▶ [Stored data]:
- Opening Delimiter -

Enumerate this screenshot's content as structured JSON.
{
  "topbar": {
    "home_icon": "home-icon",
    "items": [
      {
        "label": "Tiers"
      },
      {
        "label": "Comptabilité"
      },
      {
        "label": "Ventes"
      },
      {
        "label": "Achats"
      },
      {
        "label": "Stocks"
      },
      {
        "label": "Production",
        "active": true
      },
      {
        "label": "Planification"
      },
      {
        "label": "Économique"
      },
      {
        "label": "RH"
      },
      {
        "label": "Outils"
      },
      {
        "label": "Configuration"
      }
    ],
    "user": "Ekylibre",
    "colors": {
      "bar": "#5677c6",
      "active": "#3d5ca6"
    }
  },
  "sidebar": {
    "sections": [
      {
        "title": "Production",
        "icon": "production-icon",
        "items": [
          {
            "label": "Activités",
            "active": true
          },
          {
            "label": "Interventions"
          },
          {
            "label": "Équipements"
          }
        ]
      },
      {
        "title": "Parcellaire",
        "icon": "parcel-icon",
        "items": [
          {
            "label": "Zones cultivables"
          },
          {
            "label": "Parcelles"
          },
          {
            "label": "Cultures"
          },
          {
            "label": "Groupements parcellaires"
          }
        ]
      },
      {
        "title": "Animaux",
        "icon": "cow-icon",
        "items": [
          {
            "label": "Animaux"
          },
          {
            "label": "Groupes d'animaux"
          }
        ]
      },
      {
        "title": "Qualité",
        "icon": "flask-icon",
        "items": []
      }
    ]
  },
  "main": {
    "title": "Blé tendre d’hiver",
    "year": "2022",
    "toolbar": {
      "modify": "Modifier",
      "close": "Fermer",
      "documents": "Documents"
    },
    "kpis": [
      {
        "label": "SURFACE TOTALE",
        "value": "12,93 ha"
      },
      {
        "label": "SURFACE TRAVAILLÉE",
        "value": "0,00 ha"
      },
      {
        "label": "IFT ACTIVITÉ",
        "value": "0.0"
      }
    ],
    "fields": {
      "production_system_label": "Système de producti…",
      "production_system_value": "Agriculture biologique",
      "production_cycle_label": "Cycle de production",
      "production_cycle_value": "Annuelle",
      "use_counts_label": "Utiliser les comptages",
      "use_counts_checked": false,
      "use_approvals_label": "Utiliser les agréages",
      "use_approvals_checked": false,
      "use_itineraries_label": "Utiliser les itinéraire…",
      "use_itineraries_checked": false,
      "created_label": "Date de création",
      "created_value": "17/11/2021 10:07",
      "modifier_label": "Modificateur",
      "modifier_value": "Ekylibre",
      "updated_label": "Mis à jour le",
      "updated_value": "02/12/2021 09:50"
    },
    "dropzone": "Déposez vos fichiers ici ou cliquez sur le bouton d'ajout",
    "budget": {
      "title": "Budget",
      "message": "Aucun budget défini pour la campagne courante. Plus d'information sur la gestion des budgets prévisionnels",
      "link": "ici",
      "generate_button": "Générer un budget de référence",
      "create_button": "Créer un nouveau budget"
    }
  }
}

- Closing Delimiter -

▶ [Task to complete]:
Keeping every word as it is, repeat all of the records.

▶ [Problem solution]:
Enumerate this screenshot's content as structured JSON.
{
  "topbar": {
    "home_icon": "home-icon",
    "items": [
      {
        "label": "Tiers"
      },
      {
        "label": "Comptabilité"
      },
      {
        "label": "Ventes"
      },
      {
        "label": "Achats"
      },
      {
        "label": "Stocks"
      },
      {
        "label": "Production",
        "active": true
      },
      {
        "label": "Planification"
      },
      {
        "label": "Économique"
      },
      {
        "label": "RH"
      },
      {
        "label": "Outils"
      },
      {
        "label": "Configuration"
      }
    ],
    "user": "Ekylibre",
    "colors": {
      "bar": "#5677c6",
      "active": "#3d5ca6"
    }
  },
  "sidebar": {
    "sections": [
      {
        "title": "Production",
        "icon": "production-icon",
        "items": [
          {
            "label": "Activités",
            "active": true
          },
          {
            "label": "Interventions"
          },
          {
            "label": "Équipements"
          }
        ]
      },
      {
        "title": "Parcellaire",
        "icon": "parcel-icon",
        "items": [
          {
            "label": "Zones cultivables"
          },
          {
            "label": "Parcelles"
          },
          {
            "label": "Cultures"
          },
          {
            "label": "Groupements parcellaires"
          }
        ]
      },
      {
        "title": "Animaux",
        "icon": "cow-icon",
        "items": [
          {
            "label": "Animaux"
          },
          {
            "label": "Groupes d'animaux"
          }
        ]
      },
      {
        "title": "Qualité",
        "icon": "flask-icon",
        "items": []
      }
    ]
  },
  "main": {
    "title": "Blé tendre d’hiver",
    "year": "2022",
    "toolbar": {
      "modify": "Modifier",
      "close": "Fermer",
      "documents": "Documents"
    },
    "kpis": [
      {
        "label": "SURFACE TOTALE",
        "value": "12,93 ha"
      },
      {
        "label": "SURFACE TRAVAILLÉE",
        "value": "0,00 ha"
      },
      {
        "label": "IFT ACTIVITÉ",
        "value": "0.0"
      }
    ],
    "fields": {
      "production_system_label": "Système de producti…",
      "production_system_value": "Agriculture biologique",
      "production_cycle_label": "Cycle de production",
      "production_cycle_value": "Annuelle",
      "use_counts_label": "Utiliser les comptages",
      "use_counts_checked": false,
      "use_approvals_label": "Utiliser les agréages",
      "use_approvals_checked": false,
      "use_itineraries_label": "Utiliser les itinéraire…",
      "use_itineraries_checked": false,
      "created_label": "Date de création",
      "created_value": "17/11/2021 10:07",
      "modifier_label": "Modificateur",
      "modifier_value": "Ekylibre",
      "updated_label": "Mis à jour le",
      "updated_value": "02/12/2021 09:50"
    },
    "dropzone": "Déposez vos fichiers ici ou cliquez sur le bouton d'ajout",
    "budget": {
      "title": "Budget",
      "message": "Aucun budget défini pour la campagne courante. Plus d'information sur la gestion des budgets prévisionnels",
      "link": "ici",
      "generate_button": "Générer un budget de référence",
      "create_button": "Créer un nouveau budget"
    }
  }
}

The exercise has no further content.